§ WORK ORDER: Show every line of the data that contains the string "Read".

§ EXERCISE MATERIALS:
*** Begin section ***

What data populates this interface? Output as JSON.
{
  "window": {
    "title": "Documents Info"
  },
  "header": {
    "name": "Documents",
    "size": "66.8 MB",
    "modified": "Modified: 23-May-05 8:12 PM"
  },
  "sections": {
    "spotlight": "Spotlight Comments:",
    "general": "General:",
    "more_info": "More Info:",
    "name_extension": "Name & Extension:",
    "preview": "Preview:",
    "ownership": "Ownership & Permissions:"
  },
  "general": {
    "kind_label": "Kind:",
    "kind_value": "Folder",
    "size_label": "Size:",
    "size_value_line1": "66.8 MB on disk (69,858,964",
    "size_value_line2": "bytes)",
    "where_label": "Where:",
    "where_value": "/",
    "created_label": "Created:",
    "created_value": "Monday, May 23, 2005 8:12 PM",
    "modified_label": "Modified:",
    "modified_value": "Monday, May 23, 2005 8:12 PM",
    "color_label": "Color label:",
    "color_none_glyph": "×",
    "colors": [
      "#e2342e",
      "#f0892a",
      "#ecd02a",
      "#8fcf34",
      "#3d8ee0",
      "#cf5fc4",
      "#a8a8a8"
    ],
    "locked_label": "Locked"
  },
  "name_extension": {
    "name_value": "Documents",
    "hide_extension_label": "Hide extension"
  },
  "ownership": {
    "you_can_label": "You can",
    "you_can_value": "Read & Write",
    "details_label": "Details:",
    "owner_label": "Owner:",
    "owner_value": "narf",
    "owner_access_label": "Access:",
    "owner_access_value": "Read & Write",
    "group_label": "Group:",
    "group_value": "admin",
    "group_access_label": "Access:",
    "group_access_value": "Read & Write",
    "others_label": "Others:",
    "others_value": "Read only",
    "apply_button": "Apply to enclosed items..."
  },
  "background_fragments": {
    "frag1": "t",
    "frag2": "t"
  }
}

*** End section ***
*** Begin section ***

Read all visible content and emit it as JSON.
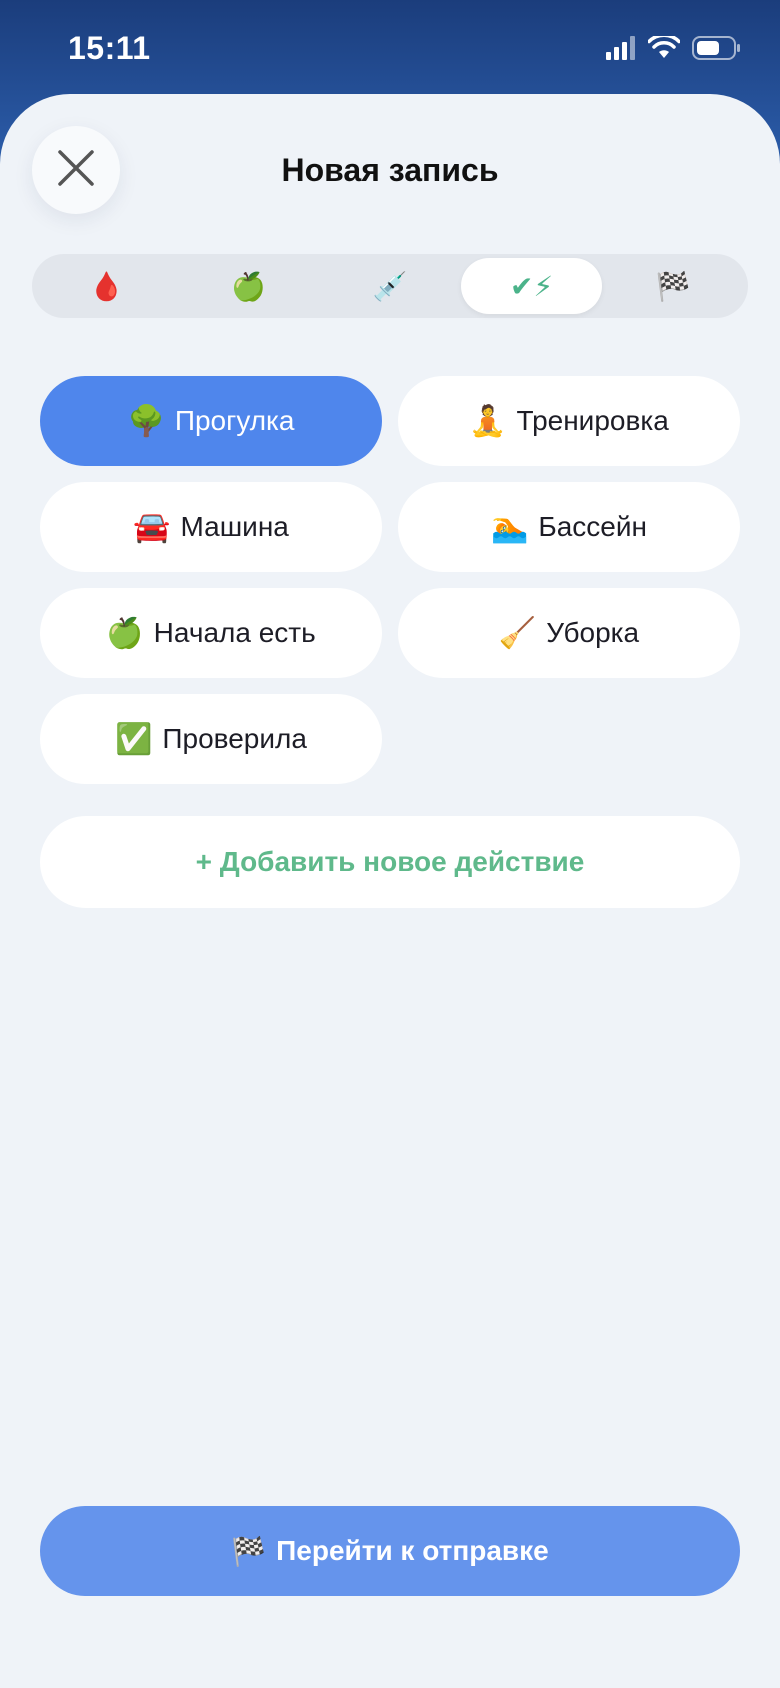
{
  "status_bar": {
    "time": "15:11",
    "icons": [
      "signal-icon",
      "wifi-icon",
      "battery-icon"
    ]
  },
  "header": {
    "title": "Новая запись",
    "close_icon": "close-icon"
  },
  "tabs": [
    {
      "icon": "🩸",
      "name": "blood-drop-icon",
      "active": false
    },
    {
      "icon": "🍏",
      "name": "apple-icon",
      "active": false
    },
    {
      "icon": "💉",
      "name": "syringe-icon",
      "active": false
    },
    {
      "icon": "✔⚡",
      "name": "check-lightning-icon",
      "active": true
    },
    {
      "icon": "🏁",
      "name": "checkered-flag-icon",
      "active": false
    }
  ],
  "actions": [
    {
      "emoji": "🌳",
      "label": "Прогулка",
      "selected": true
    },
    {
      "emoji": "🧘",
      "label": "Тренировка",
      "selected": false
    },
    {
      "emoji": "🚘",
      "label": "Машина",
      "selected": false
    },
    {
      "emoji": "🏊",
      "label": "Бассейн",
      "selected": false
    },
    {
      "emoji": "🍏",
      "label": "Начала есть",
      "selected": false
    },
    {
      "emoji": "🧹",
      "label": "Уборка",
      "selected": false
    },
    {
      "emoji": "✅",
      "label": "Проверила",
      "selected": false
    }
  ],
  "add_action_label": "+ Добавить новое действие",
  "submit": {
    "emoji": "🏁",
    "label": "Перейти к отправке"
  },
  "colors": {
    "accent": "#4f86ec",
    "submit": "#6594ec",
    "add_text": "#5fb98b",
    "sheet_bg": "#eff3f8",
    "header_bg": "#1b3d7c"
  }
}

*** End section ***

§ ANSWER AREA:
    "you_can_value": "Read & Write",
    "owner_access_value": "Read & Write",
    "group_access_value": "Read & Write",
    "others_value": "Read only",
Read all visible content and emit it as JSON.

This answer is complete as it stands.